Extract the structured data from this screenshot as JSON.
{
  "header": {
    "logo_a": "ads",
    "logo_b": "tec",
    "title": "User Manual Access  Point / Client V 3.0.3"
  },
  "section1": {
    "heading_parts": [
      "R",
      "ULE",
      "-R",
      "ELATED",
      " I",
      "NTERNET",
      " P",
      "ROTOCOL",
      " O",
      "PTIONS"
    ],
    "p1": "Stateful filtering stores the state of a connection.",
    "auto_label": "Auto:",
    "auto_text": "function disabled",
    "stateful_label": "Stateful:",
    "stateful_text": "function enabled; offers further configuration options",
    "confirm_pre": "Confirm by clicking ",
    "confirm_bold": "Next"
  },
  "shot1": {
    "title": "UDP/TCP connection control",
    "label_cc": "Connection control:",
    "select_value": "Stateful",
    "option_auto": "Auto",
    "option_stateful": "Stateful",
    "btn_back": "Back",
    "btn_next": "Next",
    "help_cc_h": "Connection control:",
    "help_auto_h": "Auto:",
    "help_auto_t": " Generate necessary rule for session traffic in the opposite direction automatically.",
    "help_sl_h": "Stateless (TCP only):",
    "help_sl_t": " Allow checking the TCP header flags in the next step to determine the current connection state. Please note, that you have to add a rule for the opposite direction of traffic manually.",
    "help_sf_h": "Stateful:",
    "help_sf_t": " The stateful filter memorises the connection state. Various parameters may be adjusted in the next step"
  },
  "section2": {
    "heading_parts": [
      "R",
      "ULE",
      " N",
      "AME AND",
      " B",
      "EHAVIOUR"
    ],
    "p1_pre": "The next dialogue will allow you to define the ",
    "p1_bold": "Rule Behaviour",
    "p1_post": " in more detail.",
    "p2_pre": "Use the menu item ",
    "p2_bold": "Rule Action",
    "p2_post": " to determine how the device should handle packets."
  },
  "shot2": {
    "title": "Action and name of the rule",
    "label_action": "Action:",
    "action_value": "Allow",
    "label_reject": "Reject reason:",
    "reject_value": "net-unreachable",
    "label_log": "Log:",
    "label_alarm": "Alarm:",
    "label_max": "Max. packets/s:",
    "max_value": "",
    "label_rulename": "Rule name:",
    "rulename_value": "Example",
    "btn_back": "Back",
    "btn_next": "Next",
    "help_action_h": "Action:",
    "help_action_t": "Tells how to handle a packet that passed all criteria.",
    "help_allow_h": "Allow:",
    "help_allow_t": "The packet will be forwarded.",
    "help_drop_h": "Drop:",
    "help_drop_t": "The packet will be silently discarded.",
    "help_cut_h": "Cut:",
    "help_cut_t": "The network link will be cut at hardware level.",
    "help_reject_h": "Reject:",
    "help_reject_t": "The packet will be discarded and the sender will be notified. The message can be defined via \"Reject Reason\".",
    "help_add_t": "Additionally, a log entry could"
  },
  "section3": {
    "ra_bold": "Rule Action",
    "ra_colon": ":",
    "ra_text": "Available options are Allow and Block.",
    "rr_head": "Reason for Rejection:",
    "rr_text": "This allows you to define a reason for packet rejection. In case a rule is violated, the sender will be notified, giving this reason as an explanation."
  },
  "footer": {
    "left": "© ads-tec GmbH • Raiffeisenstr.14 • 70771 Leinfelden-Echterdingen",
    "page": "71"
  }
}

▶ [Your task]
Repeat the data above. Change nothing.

▶ [Reply]
Extract the structured data from this screenshot as JSON.
{
  "header": {
    "logo_a": "ads",
    "logo_b": "tec",
    "title": "User Manual Access  Point / Client V 3.0.3"
  },
  "section1": {
    "heading_parts": [
      "R",
      "ULE",
      "-R",
      "ELATED",
      " I",
      "NTERNET",
      " P",
      "ROTOCOL",
      " O",
      "PTIONS"
    ],
    "p1": "Stateful filtering stores the state of a connection.",
    "auto_label": "Auto:",
    "auto_text": "function disabled",
    "stateful_label": "Stateful:",
    "stateful_text": "function enabled; offers further configuration options",
    "confirm_pre": "Confirm by clicking ",
    "confirm_bold": "Next"
  },
  "shot1": {
    "title": "UDP/TCP connection control",
    "label_cc": "Connection control:",
    "select_value": "Stateful",
    "option_auto": "Auto",
    "option_stateful": "Stateful",
    "btn_back": "Back",
    "btn_next": "Next",
    "help_cc_h": "Connection control:",
    "help_auto_h": "Auto:",
    "help_auto_t": " Generate necessary rule for session traffic in the opposite direction automatically.",
    "help_sl_h": "Stateless (TCP only):",
    "help_sl_t": " Allow checking the TCP header flags in the next step to determine the current connection state. Please note, that you have to add a rule for the opposite direction of traffic manually.",
    "help_sf_h": "Stateful:",
    "help_sf_t": " The stateful filter memorises the connection state. Various parameters may be adjusted in the next step"
  },
  "section2": {
    "heading_parts": [
      "R",
      "ULE",
      " N",
      "AME AND",
      " B",
      "EHAVIOUR"
    ],
    "p1_pre": "The next dialogue will allow you to define the ",
    "p1_bold": "Rule Behaviour",
    "p1_post": " in more detail.",
    "p2_pre": "Use the menu item ",
    "p2_bold": "Rule Action",
    "p2_post": " to determine how the device should handle packets."
  },
  "shot2": {
    "title": "Action and name of the rule",
    "label_action": "Action:",
    "action_value": "Allow",
    "label_reject": "Reject reason:",
    "reject_value": "net-unreachable",
    "label_log": "Log:",
    "label_alarm": "Alarm:",
    "label_max": "Max. packets/s:",
    "max_value": "",
    "label_rulename": "Rule name:",
    "rulename_value": "Example",
    "btn_back": "Back",
    "btn_next": "Next",
    "help_action_h": "Action:",
    "help_action_t": "Tells how to handle a packet that passed all criteria.",
    "help_allow_h": "Allow:",
    "help_allow_t": "The packet will be forwarded.",
    "help_drop_h": "Drop:",
    "help_drop_t": "The packet will be silently discarded.",
    "help_cut_h": "Cut:",
    "help_cut_t": "The network link will be cut at hardware level.",
    "help_reject_h": "Reject:",
    "help_reject_t": "The packet will be discarded and the sender will be notified. The message can be defined via \"Reject Reason\".",
    "help_add_t": "Additionally, a log entry could"
  },
  "section3": {
    "ra_bold": "Rule Action",
    "ra_colon": ":",
    "ra_text": "Available options are Allow and Block.",
    "rr_head": "Reason for Rejection:",
    "rr_text": "This allows you to define a reason for packet rejection. In case a rule is violated, the sender will be notified, giving this reason as an explanation."
  },
  "footer": {
    "left": "© ads-tec GmbH • Raiffeisenstr.14 • 70771 Leinfelden-Echterdingen",
    "page": "71"
  }
}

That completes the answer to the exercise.